WHAT IS BEING ASKED — Pull each line containing "JSON" out of the data and copy it.

+++ SUPPLIED MATERIAL

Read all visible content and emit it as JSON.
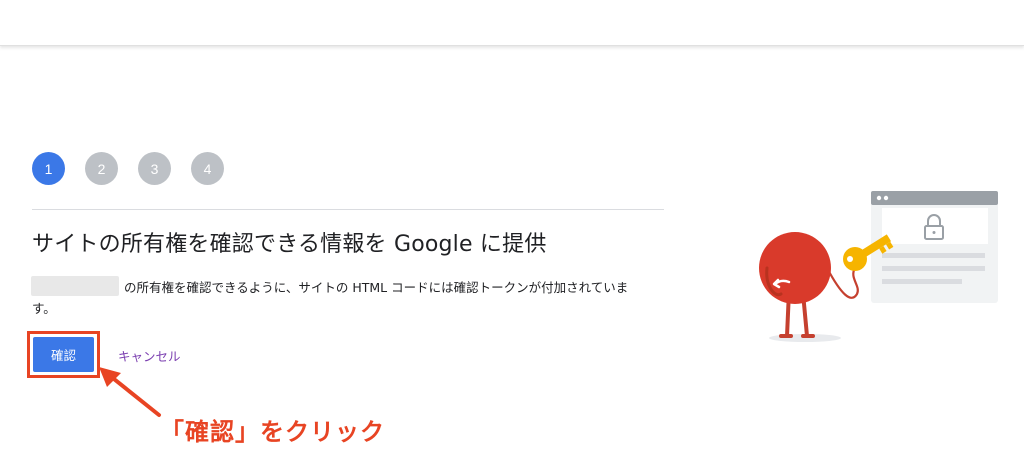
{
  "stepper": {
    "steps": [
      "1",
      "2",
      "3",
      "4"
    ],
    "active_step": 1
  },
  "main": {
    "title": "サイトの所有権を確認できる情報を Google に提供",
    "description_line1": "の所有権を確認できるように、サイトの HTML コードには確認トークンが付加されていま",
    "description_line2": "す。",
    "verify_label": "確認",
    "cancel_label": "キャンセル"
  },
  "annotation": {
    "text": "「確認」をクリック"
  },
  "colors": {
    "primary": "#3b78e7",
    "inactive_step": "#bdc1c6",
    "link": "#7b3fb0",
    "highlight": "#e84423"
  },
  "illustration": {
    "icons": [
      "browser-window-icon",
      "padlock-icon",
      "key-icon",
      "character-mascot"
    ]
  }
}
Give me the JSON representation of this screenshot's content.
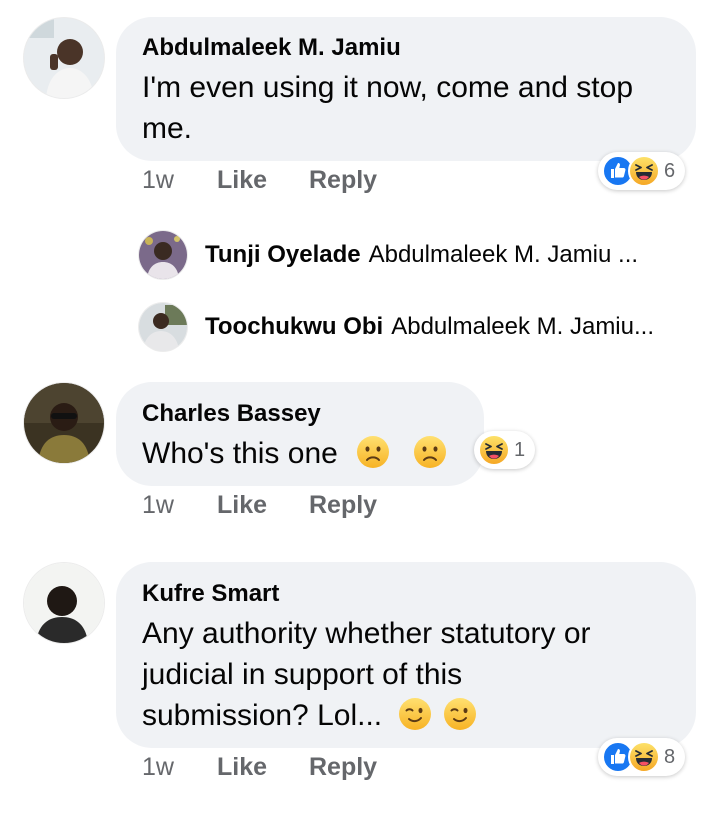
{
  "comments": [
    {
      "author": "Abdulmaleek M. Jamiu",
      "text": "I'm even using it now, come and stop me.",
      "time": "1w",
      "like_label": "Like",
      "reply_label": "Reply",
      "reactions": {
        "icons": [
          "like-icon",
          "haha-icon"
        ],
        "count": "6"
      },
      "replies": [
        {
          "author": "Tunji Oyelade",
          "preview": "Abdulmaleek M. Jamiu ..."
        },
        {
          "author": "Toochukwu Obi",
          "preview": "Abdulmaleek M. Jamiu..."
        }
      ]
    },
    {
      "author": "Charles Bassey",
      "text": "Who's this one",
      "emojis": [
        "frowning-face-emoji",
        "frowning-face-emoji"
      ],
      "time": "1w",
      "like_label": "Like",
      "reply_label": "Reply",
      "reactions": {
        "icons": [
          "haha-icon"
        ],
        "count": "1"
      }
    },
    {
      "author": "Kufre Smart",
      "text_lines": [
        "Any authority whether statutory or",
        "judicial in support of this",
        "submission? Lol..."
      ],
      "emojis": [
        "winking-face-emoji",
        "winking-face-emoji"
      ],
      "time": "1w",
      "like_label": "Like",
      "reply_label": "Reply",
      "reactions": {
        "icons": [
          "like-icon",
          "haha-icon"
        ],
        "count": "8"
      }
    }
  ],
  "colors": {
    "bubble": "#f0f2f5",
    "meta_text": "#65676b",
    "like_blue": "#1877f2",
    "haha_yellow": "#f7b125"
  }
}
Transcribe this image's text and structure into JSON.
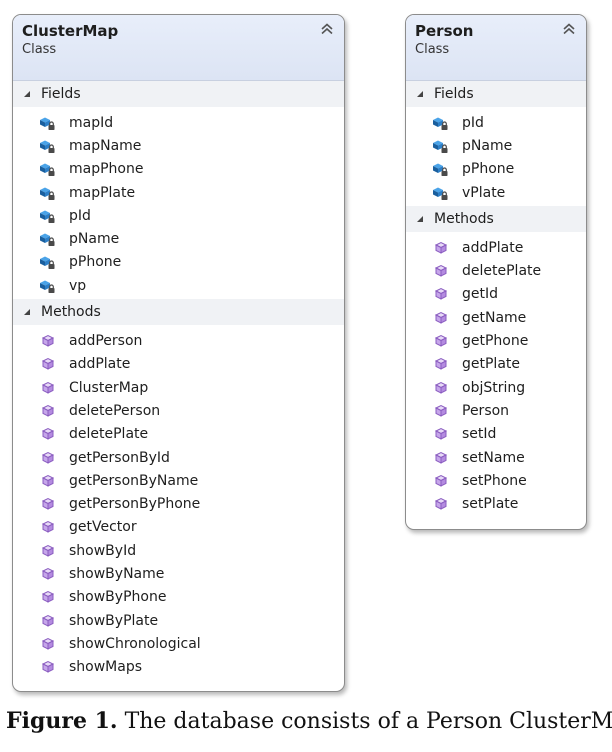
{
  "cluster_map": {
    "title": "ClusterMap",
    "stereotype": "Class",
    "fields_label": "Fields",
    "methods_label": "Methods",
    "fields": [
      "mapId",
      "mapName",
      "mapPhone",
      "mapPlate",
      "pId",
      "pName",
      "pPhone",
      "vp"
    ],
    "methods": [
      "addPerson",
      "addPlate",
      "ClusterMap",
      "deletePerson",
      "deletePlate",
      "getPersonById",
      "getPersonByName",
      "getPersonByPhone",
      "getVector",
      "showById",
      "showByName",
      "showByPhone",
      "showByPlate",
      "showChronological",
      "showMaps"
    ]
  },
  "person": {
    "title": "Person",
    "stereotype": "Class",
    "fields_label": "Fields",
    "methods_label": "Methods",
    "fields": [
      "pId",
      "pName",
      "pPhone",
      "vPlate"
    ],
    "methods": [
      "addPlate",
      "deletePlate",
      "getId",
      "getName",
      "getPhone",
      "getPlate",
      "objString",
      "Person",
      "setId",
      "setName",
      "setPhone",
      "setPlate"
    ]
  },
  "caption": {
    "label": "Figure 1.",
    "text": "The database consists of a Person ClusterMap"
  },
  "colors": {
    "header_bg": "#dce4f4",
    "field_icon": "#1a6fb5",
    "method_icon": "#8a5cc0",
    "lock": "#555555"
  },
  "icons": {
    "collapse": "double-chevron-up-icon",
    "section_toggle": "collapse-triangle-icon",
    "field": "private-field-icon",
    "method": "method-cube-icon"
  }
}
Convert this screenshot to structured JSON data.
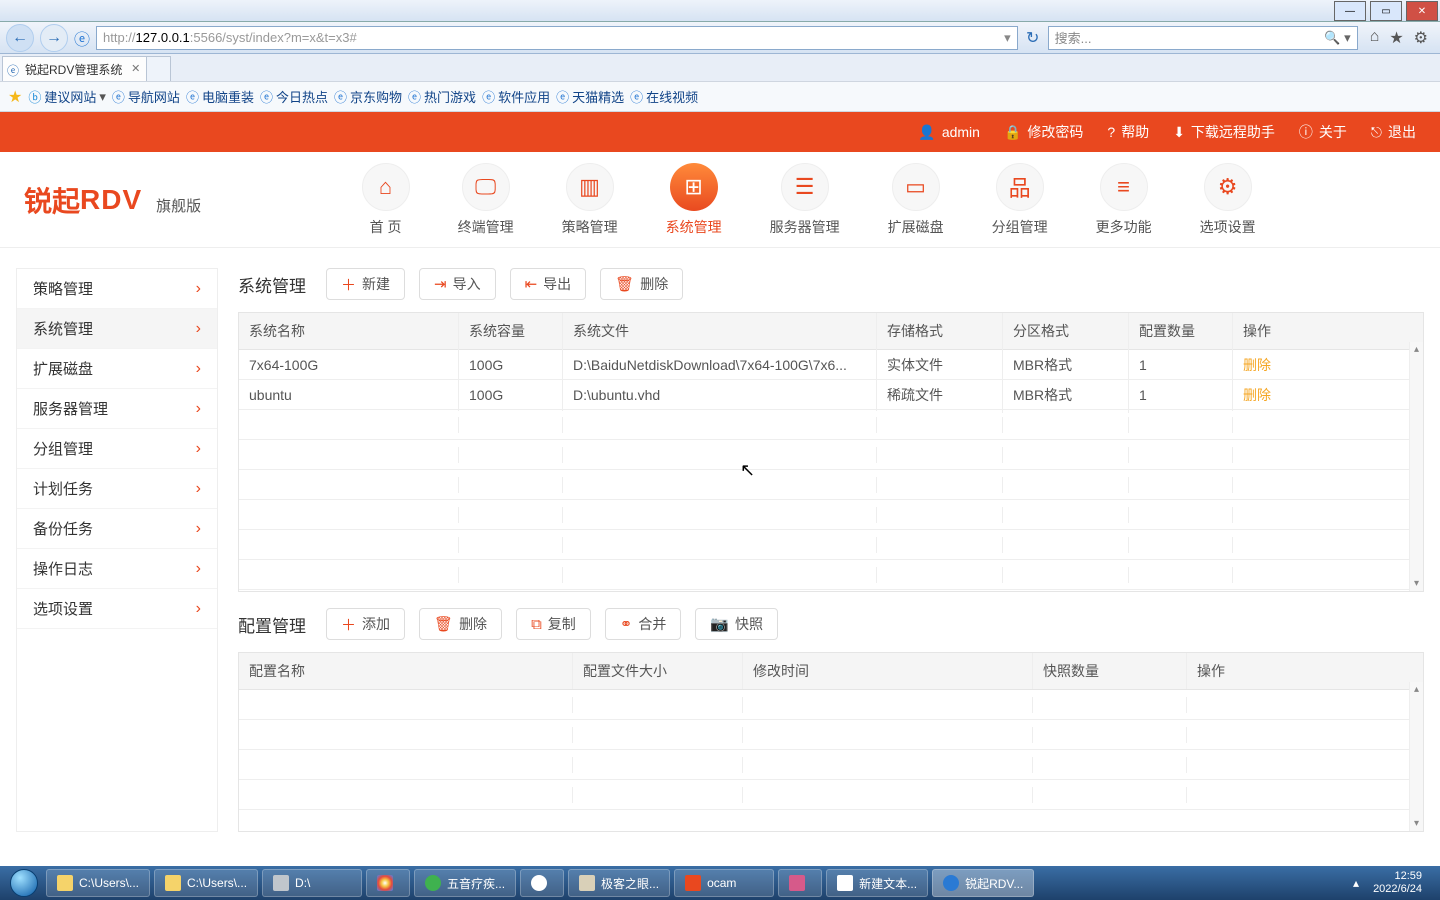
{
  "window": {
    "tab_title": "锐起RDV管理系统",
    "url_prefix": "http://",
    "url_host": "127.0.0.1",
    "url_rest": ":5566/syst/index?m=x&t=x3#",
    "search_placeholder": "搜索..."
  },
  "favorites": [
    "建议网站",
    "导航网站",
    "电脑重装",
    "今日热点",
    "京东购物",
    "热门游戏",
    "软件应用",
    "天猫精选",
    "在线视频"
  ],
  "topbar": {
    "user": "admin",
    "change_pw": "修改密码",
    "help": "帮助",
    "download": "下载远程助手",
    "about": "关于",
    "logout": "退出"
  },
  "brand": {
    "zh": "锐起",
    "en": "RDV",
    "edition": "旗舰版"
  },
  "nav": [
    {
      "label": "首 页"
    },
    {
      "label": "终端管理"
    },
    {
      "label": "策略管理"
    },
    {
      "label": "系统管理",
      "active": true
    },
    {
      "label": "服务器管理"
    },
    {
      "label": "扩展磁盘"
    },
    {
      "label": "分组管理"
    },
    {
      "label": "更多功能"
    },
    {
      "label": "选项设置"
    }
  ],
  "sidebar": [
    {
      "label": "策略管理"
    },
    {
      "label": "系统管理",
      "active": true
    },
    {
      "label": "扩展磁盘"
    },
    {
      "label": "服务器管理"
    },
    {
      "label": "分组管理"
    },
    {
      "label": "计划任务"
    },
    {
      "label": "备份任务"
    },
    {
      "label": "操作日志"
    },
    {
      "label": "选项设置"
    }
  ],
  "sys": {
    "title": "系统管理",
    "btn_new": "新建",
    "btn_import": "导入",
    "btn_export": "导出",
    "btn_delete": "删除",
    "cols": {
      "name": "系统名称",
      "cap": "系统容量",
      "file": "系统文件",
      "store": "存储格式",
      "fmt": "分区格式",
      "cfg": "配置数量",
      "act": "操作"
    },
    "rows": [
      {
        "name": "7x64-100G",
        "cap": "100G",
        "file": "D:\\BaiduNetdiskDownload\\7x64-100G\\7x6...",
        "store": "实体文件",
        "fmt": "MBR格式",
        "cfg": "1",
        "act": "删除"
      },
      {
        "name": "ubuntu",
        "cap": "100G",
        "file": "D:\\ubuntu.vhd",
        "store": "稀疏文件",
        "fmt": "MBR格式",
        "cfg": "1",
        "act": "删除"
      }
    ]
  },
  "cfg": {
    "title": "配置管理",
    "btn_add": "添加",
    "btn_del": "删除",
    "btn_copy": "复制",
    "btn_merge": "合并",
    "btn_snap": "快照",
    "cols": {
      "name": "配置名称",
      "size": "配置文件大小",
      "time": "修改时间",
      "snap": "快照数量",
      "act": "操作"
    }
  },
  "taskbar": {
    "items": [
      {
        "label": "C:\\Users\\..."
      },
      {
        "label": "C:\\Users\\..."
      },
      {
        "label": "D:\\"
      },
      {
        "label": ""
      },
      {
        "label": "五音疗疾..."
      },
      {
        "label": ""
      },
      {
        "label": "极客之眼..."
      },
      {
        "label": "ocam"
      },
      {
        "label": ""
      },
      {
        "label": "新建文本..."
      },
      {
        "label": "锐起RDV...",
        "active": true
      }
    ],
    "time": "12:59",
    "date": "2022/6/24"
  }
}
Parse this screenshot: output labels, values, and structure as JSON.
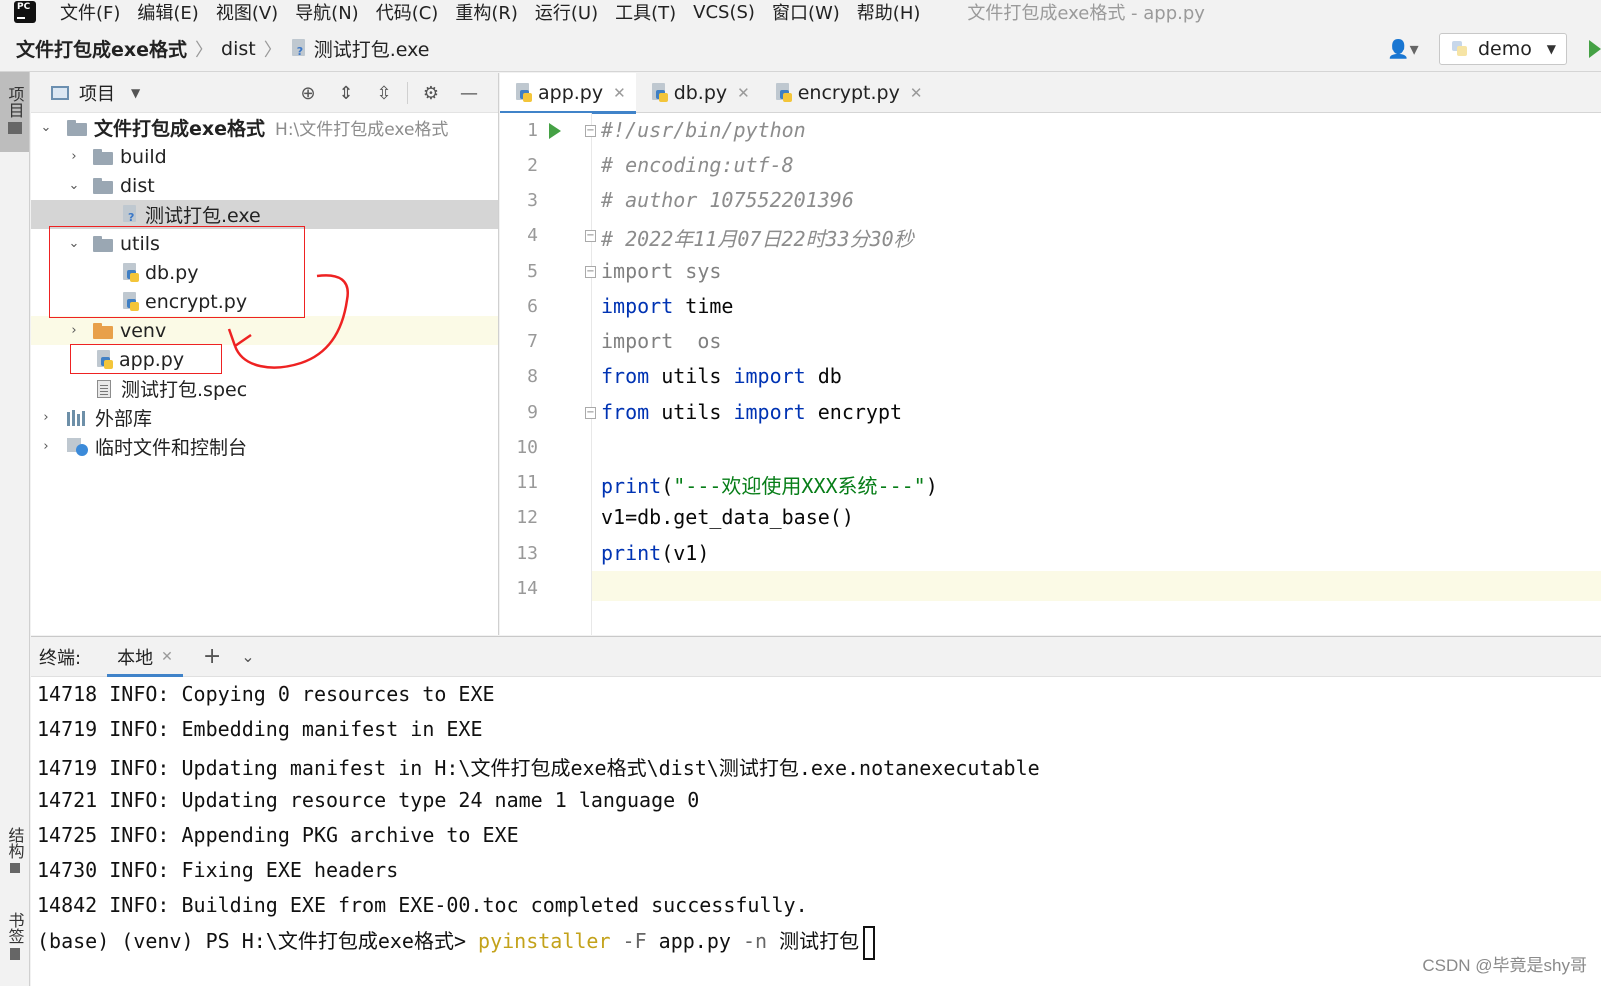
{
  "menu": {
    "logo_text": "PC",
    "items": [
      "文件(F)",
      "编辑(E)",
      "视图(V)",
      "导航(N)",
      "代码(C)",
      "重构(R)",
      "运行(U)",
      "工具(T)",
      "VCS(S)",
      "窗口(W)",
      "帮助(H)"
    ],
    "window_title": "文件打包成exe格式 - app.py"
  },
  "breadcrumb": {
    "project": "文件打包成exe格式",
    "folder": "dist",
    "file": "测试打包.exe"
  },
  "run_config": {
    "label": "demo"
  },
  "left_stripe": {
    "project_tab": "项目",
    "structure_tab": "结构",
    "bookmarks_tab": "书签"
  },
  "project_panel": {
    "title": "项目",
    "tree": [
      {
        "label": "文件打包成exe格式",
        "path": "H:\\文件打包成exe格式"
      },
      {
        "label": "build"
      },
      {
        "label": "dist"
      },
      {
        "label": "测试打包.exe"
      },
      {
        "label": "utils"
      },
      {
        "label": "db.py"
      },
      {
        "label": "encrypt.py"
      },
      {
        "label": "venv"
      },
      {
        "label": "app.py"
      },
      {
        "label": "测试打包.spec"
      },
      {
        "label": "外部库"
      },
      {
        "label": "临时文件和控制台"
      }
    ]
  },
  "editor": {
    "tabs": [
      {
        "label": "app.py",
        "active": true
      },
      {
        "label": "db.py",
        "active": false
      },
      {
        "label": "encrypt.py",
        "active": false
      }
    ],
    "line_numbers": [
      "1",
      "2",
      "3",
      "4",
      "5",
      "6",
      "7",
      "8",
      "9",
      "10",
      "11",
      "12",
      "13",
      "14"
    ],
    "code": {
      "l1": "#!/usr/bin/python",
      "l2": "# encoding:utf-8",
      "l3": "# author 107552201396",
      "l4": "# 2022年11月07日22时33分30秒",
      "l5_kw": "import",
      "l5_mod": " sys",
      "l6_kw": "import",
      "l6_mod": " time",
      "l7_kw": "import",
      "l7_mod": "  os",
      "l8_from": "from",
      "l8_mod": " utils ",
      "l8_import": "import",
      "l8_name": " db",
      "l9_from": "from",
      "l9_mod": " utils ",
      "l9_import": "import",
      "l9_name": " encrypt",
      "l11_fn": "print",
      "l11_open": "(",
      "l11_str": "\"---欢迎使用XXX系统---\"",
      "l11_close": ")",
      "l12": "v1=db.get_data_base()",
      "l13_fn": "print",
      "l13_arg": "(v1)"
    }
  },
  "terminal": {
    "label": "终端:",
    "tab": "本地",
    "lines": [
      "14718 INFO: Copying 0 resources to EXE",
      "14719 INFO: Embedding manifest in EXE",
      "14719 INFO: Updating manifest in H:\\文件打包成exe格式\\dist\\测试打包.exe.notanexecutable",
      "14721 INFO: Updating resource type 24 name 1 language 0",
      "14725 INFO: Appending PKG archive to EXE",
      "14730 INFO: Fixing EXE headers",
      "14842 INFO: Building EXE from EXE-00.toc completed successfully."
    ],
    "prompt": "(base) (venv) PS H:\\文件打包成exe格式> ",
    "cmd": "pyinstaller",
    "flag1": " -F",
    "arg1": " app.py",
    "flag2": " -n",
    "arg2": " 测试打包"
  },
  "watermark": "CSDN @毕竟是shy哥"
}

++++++

SOLUTION TO THIS PROBLEM —
Read all visible content and emit it as JSON.
Give me the JSON representation of this screenshot's content.
Transcribe this image's text and structure into JSON.
Convert this screenshot to structured JSON data.
Parse this screenshot: output labels, values, and structure as JSON.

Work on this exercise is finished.